If you’re thinking about learning a new language, maybe you should consider code. While Mandarin and Spanish are widely spoken dialects, the language of computers is as global as it gets, and there is a growing need across various industries for employees who can code.
Unfortunately, coding isn’t something you can learn overnight. If that was the case, there wouldn’t be university degrees in software development and computer science. However, it can be achieved without a tertiary education, but requires time, effort and perseverance.
Here’s a brief guide to get you started on your coding journey.
Get some help
A common mistake people make is trying to learn coding from the comfort of their own home without assistance. While there are countless programs and tutorials designed to serve this purpose, the reality is that it will be a far easier process if you sign up to a physical class, or enlist someone to teach you one-on-one. That way you can ask questions face-to-face and avoid typing obscure queries into Google.
Make some time
This is going to take a while. Programs can last anywhere from a few days for the basics to several months for more in-depth learning, which can affect how much time should be allocated to practicing away from the class. If you are working or studying full-time, or balancing the pair, be prepared to give up some of your leisure time.

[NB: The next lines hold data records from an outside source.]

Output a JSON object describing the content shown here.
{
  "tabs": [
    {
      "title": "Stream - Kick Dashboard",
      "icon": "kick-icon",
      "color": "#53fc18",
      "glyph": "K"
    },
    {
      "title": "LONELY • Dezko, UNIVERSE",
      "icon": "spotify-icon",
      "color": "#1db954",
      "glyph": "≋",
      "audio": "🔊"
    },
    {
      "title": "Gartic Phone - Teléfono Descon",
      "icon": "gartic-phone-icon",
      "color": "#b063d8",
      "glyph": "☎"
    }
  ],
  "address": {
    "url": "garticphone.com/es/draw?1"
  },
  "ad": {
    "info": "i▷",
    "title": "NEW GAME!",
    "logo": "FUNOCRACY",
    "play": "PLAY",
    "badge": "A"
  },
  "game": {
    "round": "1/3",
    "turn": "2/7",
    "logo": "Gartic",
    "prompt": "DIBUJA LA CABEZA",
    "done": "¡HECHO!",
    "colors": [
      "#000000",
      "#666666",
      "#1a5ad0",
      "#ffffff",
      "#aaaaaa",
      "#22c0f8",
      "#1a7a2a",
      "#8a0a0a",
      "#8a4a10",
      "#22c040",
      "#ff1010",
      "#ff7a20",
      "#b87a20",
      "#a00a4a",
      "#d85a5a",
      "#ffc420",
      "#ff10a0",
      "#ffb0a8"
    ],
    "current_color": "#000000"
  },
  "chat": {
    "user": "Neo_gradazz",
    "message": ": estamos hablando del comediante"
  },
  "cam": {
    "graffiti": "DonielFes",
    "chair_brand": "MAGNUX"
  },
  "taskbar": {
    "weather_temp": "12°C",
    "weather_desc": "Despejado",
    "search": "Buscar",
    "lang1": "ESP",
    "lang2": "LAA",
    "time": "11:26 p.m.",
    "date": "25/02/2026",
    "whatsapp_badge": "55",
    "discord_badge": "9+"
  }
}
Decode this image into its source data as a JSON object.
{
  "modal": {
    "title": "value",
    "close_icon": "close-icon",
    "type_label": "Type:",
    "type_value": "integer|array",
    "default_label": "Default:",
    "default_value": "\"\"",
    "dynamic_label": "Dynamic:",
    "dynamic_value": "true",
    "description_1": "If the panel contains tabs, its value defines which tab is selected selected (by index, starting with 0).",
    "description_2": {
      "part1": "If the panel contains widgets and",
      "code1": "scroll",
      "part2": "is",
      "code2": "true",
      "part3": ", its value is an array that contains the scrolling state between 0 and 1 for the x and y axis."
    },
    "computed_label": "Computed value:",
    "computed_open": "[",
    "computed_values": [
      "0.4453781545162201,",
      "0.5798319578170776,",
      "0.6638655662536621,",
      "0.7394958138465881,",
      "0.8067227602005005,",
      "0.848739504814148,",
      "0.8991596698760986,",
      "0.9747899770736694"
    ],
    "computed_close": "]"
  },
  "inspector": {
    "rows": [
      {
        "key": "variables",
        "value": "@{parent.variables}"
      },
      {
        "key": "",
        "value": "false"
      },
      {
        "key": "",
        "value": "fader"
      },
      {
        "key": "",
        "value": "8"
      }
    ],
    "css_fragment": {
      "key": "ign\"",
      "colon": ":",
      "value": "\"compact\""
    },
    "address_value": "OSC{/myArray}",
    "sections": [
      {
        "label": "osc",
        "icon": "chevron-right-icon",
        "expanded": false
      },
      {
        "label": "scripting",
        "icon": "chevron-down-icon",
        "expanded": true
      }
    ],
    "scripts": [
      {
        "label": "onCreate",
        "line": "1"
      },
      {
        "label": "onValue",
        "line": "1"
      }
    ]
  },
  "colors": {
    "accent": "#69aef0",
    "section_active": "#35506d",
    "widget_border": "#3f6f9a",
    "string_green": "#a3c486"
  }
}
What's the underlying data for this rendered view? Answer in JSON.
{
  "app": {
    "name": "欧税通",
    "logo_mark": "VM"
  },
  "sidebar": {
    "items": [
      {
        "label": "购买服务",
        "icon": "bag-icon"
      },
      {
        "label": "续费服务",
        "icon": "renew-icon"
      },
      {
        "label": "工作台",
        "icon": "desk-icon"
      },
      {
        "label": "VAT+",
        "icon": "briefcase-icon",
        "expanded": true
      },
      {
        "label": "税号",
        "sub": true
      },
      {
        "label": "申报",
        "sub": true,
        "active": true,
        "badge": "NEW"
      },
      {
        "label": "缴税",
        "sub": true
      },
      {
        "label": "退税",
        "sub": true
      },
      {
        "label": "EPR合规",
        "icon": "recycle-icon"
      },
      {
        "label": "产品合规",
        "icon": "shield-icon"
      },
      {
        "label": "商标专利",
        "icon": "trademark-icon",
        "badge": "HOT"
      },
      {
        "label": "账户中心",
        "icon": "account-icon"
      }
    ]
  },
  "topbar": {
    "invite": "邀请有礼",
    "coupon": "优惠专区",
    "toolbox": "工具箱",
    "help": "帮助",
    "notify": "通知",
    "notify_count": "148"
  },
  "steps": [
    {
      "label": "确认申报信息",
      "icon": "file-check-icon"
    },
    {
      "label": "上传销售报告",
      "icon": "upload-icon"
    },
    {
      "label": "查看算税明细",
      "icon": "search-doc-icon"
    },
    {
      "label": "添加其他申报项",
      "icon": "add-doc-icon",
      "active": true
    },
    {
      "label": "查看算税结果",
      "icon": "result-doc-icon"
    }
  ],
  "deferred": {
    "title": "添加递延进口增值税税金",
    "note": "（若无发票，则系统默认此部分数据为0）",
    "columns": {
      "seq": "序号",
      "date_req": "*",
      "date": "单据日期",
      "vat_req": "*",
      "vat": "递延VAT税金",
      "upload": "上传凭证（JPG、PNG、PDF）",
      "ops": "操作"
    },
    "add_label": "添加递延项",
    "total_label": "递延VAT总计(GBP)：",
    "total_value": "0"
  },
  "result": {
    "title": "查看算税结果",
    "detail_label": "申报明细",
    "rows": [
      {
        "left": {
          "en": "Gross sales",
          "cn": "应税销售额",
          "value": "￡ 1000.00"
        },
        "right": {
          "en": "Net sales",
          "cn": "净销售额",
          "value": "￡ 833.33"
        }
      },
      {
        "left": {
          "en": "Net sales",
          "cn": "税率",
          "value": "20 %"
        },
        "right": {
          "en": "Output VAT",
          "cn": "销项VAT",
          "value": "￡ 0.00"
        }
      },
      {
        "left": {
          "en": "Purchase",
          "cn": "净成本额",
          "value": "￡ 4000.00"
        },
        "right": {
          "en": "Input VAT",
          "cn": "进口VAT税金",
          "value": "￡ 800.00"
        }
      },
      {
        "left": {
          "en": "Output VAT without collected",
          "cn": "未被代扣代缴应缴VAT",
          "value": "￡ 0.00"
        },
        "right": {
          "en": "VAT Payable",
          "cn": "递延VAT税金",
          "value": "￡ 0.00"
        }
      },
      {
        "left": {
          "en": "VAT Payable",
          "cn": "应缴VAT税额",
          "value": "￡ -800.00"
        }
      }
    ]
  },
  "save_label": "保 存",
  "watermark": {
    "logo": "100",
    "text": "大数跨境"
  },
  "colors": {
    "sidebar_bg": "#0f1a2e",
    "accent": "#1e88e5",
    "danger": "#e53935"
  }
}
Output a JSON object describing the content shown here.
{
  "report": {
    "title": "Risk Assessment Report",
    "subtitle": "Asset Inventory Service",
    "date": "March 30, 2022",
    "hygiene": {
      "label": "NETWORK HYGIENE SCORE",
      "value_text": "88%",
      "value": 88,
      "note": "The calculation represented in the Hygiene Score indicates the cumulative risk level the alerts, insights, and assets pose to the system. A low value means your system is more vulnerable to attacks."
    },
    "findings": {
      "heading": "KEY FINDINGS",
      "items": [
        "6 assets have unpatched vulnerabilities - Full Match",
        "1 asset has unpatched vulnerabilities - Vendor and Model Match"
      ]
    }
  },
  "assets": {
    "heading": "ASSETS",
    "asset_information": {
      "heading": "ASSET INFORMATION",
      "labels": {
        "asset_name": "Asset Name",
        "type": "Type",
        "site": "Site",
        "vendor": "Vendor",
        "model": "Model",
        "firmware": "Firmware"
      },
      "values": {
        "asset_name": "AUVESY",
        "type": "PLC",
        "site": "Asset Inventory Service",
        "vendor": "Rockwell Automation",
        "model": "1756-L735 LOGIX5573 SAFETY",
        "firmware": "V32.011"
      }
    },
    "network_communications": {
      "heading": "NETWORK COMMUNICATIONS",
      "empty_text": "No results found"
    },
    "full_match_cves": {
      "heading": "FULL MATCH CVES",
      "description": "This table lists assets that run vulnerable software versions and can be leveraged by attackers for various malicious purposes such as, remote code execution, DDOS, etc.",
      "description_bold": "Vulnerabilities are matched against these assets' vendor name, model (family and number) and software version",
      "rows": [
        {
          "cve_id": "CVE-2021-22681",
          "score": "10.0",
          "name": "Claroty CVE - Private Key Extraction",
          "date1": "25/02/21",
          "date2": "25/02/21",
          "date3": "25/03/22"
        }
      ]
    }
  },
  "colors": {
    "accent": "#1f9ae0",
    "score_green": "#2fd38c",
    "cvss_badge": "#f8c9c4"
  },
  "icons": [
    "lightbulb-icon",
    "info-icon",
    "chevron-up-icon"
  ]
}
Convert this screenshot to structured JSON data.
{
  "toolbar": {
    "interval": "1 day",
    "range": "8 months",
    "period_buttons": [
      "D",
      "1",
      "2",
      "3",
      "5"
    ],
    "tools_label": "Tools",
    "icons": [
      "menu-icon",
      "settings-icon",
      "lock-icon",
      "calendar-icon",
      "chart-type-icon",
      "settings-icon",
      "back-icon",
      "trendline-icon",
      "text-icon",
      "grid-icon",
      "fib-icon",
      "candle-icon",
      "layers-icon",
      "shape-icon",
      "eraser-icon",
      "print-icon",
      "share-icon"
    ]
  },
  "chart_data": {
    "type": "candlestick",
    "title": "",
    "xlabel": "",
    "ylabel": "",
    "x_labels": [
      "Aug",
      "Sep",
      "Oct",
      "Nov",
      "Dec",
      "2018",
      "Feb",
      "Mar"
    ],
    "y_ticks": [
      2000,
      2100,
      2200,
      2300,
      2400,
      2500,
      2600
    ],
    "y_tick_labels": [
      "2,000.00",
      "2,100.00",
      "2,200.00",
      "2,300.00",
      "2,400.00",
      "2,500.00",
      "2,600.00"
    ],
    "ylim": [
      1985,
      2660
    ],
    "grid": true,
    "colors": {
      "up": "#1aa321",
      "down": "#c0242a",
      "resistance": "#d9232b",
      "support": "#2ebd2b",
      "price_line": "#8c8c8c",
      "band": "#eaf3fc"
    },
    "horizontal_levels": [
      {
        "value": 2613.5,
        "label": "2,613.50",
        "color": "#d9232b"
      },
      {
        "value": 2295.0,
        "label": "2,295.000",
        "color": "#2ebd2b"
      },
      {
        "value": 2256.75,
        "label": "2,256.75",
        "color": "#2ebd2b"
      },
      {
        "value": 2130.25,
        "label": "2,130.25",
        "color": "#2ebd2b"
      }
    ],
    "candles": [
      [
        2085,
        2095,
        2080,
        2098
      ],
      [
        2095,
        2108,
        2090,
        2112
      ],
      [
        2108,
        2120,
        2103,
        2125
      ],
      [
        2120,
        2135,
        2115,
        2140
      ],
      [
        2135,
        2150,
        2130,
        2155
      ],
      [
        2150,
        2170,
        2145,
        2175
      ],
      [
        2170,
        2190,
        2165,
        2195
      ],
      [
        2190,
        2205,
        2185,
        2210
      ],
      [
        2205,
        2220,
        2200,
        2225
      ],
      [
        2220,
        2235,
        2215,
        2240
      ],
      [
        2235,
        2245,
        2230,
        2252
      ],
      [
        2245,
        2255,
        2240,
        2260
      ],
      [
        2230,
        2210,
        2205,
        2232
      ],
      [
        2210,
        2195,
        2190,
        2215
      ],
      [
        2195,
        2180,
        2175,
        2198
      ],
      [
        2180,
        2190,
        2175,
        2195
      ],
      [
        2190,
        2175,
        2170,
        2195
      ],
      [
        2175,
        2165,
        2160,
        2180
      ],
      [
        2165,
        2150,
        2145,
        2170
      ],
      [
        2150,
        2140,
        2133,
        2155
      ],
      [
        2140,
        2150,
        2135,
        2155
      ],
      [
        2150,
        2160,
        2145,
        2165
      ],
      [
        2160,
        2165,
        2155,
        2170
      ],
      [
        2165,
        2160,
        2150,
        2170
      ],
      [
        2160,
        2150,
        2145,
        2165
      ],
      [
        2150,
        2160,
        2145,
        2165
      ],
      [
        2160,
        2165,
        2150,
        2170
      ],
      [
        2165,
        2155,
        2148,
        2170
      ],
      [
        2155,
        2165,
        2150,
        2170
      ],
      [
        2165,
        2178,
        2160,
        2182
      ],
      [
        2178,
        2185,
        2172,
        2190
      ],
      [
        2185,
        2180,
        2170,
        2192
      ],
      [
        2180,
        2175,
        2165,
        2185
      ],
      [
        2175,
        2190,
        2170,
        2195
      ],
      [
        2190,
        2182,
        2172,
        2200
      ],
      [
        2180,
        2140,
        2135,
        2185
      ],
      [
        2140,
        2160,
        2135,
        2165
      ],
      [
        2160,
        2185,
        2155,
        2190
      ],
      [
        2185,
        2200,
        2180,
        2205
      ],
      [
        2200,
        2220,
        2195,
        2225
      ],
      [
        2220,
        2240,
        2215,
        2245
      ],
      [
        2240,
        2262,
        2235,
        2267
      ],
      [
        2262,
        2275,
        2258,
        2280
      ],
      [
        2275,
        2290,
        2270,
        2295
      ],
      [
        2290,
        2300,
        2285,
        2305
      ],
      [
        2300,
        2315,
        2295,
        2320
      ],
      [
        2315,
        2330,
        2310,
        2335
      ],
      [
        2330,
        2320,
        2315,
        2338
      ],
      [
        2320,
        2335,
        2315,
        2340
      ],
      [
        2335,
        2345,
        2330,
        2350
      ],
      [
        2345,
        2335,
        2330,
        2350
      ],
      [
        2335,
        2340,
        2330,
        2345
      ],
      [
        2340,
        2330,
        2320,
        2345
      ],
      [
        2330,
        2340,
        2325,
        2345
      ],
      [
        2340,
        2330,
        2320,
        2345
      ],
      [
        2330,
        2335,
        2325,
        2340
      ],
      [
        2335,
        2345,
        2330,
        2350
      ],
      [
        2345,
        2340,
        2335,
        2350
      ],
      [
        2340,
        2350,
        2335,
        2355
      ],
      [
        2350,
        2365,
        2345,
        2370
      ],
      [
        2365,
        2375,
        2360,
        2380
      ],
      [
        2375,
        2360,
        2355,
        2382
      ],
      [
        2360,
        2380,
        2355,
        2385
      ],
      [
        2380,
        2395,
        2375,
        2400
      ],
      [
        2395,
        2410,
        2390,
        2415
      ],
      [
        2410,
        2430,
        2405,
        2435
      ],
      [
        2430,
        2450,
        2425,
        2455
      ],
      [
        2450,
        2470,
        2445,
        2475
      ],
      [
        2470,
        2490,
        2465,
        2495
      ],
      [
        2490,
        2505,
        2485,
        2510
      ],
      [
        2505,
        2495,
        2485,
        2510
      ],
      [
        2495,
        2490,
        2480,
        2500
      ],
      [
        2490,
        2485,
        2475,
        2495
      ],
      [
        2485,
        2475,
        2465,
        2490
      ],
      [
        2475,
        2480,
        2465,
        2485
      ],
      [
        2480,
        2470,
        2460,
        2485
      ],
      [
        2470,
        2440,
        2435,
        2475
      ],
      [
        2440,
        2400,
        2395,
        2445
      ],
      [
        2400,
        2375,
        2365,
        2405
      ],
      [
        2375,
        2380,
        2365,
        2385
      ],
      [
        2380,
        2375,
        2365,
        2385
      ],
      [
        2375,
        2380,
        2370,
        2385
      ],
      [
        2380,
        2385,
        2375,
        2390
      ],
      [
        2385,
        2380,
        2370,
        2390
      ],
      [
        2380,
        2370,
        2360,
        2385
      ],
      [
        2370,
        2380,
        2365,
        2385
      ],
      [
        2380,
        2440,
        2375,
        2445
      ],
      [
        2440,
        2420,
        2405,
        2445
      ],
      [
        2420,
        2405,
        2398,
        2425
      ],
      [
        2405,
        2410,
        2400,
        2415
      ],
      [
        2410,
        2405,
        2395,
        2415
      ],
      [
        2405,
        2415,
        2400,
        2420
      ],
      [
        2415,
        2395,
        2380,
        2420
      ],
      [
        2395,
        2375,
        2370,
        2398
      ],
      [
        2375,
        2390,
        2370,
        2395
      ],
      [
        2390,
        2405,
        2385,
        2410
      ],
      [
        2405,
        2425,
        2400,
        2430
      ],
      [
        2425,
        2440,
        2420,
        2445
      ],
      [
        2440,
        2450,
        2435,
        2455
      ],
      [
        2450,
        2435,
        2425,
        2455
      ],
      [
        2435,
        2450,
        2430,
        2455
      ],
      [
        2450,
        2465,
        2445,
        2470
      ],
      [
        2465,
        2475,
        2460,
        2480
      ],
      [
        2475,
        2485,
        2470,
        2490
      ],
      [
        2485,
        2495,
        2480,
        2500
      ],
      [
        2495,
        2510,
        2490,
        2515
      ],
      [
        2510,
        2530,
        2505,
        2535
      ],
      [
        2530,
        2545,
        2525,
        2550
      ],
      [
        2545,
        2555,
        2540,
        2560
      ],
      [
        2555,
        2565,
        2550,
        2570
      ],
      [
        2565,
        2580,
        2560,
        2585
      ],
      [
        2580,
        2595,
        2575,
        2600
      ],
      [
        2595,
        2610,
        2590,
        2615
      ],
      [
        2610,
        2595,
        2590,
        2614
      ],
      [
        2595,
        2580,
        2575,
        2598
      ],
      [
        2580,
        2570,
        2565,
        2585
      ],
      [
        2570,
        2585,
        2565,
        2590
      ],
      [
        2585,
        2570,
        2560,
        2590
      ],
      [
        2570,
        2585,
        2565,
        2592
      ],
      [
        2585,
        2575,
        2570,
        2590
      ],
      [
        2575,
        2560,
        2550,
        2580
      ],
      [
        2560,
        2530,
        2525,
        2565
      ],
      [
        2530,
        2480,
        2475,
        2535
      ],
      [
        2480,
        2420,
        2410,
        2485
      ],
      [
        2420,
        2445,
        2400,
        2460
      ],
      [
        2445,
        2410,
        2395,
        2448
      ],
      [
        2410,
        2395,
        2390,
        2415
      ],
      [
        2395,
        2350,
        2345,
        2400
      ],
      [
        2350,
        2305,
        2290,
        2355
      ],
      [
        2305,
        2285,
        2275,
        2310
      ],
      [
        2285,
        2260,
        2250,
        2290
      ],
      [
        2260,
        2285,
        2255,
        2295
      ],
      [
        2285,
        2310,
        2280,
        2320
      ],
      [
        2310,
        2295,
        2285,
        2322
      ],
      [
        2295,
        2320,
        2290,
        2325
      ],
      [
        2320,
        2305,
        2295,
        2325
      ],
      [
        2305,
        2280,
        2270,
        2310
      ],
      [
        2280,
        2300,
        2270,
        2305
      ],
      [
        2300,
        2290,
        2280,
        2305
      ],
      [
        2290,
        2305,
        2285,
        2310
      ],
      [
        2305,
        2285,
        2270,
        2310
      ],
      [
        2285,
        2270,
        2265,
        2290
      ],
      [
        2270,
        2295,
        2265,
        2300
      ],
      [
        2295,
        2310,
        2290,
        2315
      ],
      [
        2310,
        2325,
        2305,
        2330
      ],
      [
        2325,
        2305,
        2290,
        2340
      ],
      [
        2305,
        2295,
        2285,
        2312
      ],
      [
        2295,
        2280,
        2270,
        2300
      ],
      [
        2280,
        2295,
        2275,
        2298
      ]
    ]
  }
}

You might see yourself taking up coding and within weeks being on par with characters from Mr Robot. This might be a bit ambitious, as like with any skill, coding requires hours and hours of practice to reach a certain level of competence. Try setting yourself smaller goals and tick them off one at a time as you grow in confidence and ability.
It might be time confusing and tough at first, but coding is definitely a worthwhile skill to learn, and can assist with your employability prospects. Interested in taking it a step further with a formal qualification? Check out our list of computer science courses.